CBO Warns Permanent Bush Tax Cuts Will Hurt Economy
The Republican demand to make the Bush tax cut windfall for the wealthy permanent is like Jason from the Friday the 13th slasher movies. Incredibly dangerous but once presumed dead, the GOP's perpetual payday for the rich rises again to wreak havoc and ruin lives. And delivering the warning this time is the non-partisan Congressional Budget Office (CBO).
In his testimony to the Senate Budget Committee Tuesday, CBO director Doug Elmendorf suggested the sooner we drive a stake through the heart of the budget-busting Bush giveaway to the rich, the better. In what Ezra Klein labeled "something of a bombshell," Elmendorf told the Senators extending the Bush tax cuts will "probably reduce income relative to what would otherwise occur in 2020."
As Klein explained, "The reason is simple: Debt."
Elmendorf doesn't deny that tax cuts stimulate the economy. But they don't stimulate it that much, he says, and over the long run, the net economic growth from the tax cuts will be quite small. The net deficit impact won't be. "Lower tax revenues increase budget deficits and thereby government borrowing," Elmendorf said, "which crowds out investment, while lower tax rates increase people's saving and work effort; the net effect on economic activity depends on the balance of those forces."
And in this case, size and duration matter. While President Obama wants to continue middle class tax cuts for families earning under $250,000 at a ten year price tag of $3.2 trillion, he remains opposed to the GOP demand for another $700 billion handout to the gilded class. Meanwhile, some wavering Democrats are urging a two-year extension of all of the Bush tax cuts through 2012.
But as Elmendorf argued using the chart above, all of the scenarios sacrifice long-term economic growth due to massive national debt overhang. As Klein summed it up:
As you can see, and as Elmendorf said, "Either a full or a partial extension of the tax cuts through 2012 would reduce income by much less than would a full or partial permanent extension." So the bottom line is that extending the tax cuts indefinitely would hurt the economy. The less you extend the tax cuts, the less damage you do to the economy. And this goes for both the Democrats and the Republicans, whose tax cut plans are much more similar to each other's than to a plan that doesn't extend the tax cuts, or extends them only for a couple of years.
To be sure, the damage George W. Bush and his tax cuts did to the American economy is staggering. His was the worst eight-year economic record of any modern president. Poverty is at its worst in sixteen years. As the Census confirmed yesterday, by 2007 the U.S. reached levels of income inequality not since 1929. And as tax expert David Cay Johnston recently documented, "total income was $2.74 trillion less during the eight Bush years than if incomes had stayed at 2000 levels."

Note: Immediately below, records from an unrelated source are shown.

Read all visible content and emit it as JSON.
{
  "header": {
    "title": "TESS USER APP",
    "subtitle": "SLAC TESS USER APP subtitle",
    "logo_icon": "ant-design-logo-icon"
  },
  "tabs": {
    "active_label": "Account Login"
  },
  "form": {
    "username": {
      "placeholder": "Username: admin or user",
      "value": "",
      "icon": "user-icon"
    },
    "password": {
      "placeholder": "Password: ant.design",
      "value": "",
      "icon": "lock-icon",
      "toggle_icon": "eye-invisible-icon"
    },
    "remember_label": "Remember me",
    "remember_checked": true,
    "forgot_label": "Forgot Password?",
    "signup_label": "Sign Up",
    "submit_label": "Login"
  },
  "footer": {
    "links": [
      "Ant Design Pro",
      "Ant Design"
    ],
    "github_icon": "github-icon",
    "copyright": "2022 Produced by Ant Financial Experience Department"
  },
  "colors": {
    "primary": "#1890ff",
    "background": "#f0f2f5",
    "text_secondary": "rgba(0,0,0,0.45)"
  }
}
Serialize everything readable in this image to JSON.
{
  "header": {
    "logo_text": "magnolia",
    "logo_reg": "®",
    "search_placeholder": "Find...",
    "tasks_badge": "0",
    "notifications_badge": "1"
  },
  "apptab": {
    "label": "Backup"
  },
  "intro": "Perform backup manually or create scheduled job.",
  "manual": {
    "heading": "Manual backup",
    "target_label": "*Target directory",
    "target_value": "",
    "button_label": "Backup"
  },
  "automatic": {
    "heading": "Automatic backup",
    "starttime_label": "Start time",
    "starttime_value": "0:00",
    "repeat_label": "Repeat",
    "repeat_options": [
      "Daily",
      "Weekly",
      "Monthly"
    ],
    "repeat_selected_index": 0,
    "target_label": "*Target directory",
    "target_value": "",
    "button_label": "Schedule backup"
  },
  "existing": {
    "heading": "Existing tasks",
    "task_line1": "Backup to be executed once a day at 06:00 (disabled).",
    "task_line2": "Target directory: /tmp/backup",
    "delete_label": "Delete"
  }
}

And then, as Elmendorf warned, there's the debt. After all, the national debt doubled during Bush's tenure. The Center on Budget and Policy Priorities demolished the mythology promoted by President Bush ("You cut taxes and the tax revenues increase") and the usual suspects on the right. CBPP found that Bush tax cuts accounted for almost half of the mushrooming deficits during his presidency. And as another recent CBPP analysis revealed, over the next 10 years, the Bush tax cuts if made permanent will contribute more to the U.S. budget deficit than the Obama stimulus, the TARP program, the wars in Afghanistan and Iraq, and revenue lost to the recession put together. Worse still, Elmendorf reiterated the CBO's previous conclusion that the Treasury-draining tax cuts, especially for the wealthy, provide comparatively little "bang for the buck."
Nevertheless, Republicans in their GOP Pledge to America promised to exhume Jason in a $4 trillion budgetary nightmare that the Economic Policy Institute estimated would trim 1.1% off the nation' gross domestic product.
Like Friday the 13th, we already know how this story ends. But that won't stop Republicans from telling it.